Small towns are not often seen as destinations, but the people who live there deserve to be led by people who’ve taken them seriously. If a leader is only interested in leading at a church in a small town so they can advance to something bigger and better down the road, people will know immediately. Jim Elliot once said, “Wherever you’re at, be all there.” There’s something to be said for someone who can put their hands to the plow and work the field that God has given them.
A pastor or church planter in a small town who wants to make a long-lasting impact on the community will need a strategy to develop good leaders. What should you be looking for?
Leaders Who Are Reliable
Paul tells Timothy in 2 Timothy 2:1-2 to, “Entrust to faithful men who will be able to teach others also.” You can’t “entrust” things to people without knowing you can trust them!
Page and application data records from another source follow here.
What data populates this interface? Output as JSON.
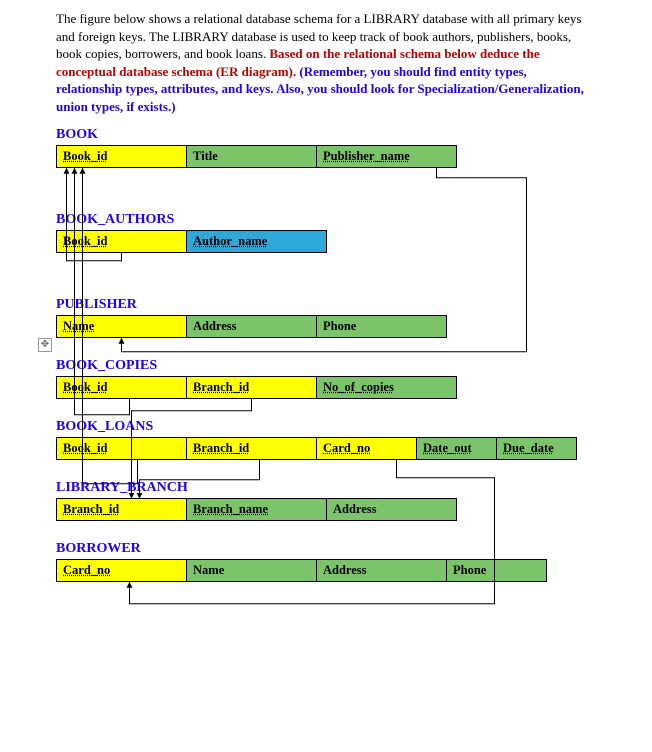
{
  "intro": {
    "p1": "The figure below shows a relational database schema for a LIBRARY database with all primary keys and foreign keys. The LIBRARY database is used to keep track of book authors, publishers, books, book copies, borrowers, and book loans. ",
    "red": "Based on the relational schema below deduce the conceptual database schema (ER diagram). ",
    "blue": "(Remember, you should find entity types, relationship types, attributes, and keys. Also, you should look for Specialization/Generalization, union types, if exists.)"
  },
  "marker": "✥",
  "tables": {
    "book": {
      "title": "BOOK",
      "cols": [
        {
          "label": "Book_id",
          "cls": "pk w-130"
        },
        {
          "label": "Title",
          "cls": "attr w-130"
        },
        {
          "label": "Publisher_name",
          "cls": "attr-u w-140"
        }
      ]
    },
    "book_authors": {
      "title": "BOOK_AUTHORS",
      "cols": [
        {
          "label": "Book_id",
          "cls": "pk w-130"
        },
        {
          "label": "Author_name",
          "cls": "fk-blue w-140"
        }
      ]
    },
    "publisher": {
      "title": "PUBLISHER",
      "cols": [
        {
          "label": "Name",
          "cls": "pk w-130"
        },
        {
          "label": "Address",
          "cls": "attr w-130"
        },
        {
          "label": "Phone",
          "cls": "attr w-130"
        }
      ]
    },
    "book_copies": {
      "title": "BOOK_COPIES",
      "cols": [
        {
          "label": "Book_id",
          "cls": "pk w-130"
        },
        {
          "label": "Branch_id",
          "cls": "pk w-130"
        },
        {
          "label": "No_of_copies",
          "cls": "attr-u w-140"
        }
      ]
    },
    "book_loans": {
      "title": "BOOK_LOANS",
      "cols": [
        {
          "label": "Book_id",
          "cls": "pk w-130"
        },
        {
          "label": "Branch_id",
          "cls": "pk w-130"
        },
        {
          "label": "Card_no",
          "cls": "pk w-100"
        },
        {
          "label": "Date_out",
          "cls": "attr-u w-80"
        },
        {
          "label": "Due_date",
          "cls": "attr-u w-80"
        }
      ]
    },
    "library_branch": {
      "title": "LIBRARY_BRANCH",
      "cols": [
        {
          "label": "Branch_id",
          "cls": "pk w-130"
        },
        {
          "label": "Branch_name",
          "cls": "attr-u w-140"
        },
        {
          "label": "Address",
          "cls": "attr w-130"
        }
      ]
    },
    "borrower": {
      "title": "BORROWER",
      "cols": [
        {
          "label": "Card_no",
          "cls": "pk w-130"
        },
        {
          "label": "Name",
          "cls": "attr w-130"
        },
        {
          "label": "Address",
          "cls": "attr w-130"
        },
        {
          "label": "Phone",
          "cls": "attr w-100"
        }
      ]
    }
  },
  "arrows": [
    {
      "from": "book_authors.0",
      "to": "book.0",
      "offset": 0
    },
    {
      "from": "book_copies.0",
      "to": "book.0",
      "offset": 8
    },
    {
      "from": "book_loans.0",
      "to": "book.0",
      "offset": 16
    },
    {
      "from": "book.2",
      "to": "publisher.0",
      "side": "right",
      "offset": 0
    },
    {
      "from": "book_copies.1",
      "to": "library_branch.0",
      "side": "under",
      "offset": 0
    },
    {
      "from": "book_loans.1",
      "to": "library_branch.0",
      "side": "under",
      "offset": 8
    },
    {
      "from": "book_loans.2",
      "to": "borrower.0",
      "side": "right",
      "offset": 8
    }
  ]
}
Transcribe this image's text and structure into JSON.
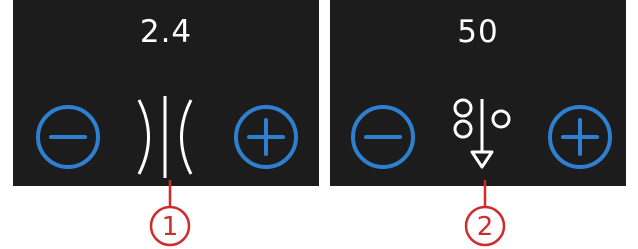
{
  "panels": [
    {
      "value": "2.4",
      "icon": "stitch-width-icon",
      "callout_number": "1"
    },
    {
      "value": "50",
      "icon": "stitch-density-icon",
      "callout_number": "2"
    }
  ],
  "colors": {
    "panel_bg": "#1c1c1c",
    "button_blue": "#2f7fd1",
    "text": "#ffffff",
    "callout_red": "#d12a2a"
  }
}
And this is not something you can learn in an interview.
Finding out if people are reliable takes time. You have to invest in them and watch to see what they do with what they’ve been given. Jesus said that those who are given more are those who have been “found faithful.” Don’t skip this simply because you really want them or need them. These are people, God’s people, who are being led, and He wants reliable people leading them.
Leaders Who Love Your Small Town
If you bring leaders in from the outside without vetting them for your context, you are playing a dangerous game. A love for your small town is imperative for everyone who is a leader on your team. Snarky comments and cynicism that come from someone who feels ‘stuck’ in your small town will cause long-lasting damage to the ministry you are trying to build. If they don’t love your small town, don’t give them a platform from which to trumpet their poor attitude.
Leaders Who Love Your Church
Leaders who don’t share your vision for the church you are leading can be very harmful. However, many pastors and church planters I meet don’t have a clearly defined philosophy of ministry or a process of making sure potential leaders agree with it. If you are only looking for doctrinal alignment, things will get ugly fast. There are plenty of great people that agree with me on doctrine, but would be horrible leaders in the church because we don’t share the same philosophy of ministry.
Perhaps the first step for you is figuring out what is distinctive about you church. Maybe you have that already and now need to work potential leaders through those. Whatever you do, don’t settle for someone who only aligns with you theologically. You need people who get what you’re trying to build and HOW you’re trying to build it.
Leaders Who Are Teachable
One of the biggest challenges I’ve faced as a church planter and pastor in a small town is trying to work with people who have had previous ministry experience. It occurred to me that these people would have been vital in church plants. Why are they so often difficult now? I think it is because of our relatively new fixation on the gospel and mission.
Leaders from previous churches in small towns more than likely have never experienced a centrality on those two key elements of modern church planting. If they are unwilling to be taught how to lead, preach, and disciple with things like mission or gospel at the forefront of their methods, they will prove unhelpful in the end. Take heart, however. More often than not, I am seeing that you can “teach old dogs new tricks.”
Leaders Who Are Willing To Get Their Hands Dirty
Many churches in small towns cater to letting leaders do what they feel led to do, which is often a spiritualized way of saying, “What they want to do.” However, leaders who only want to do what they want to do are selfish and should be avoided until they grow up. If we learn anything from watching Jesus washing His disciples’ feet, we see that in gospel ministry, things are not beneath us.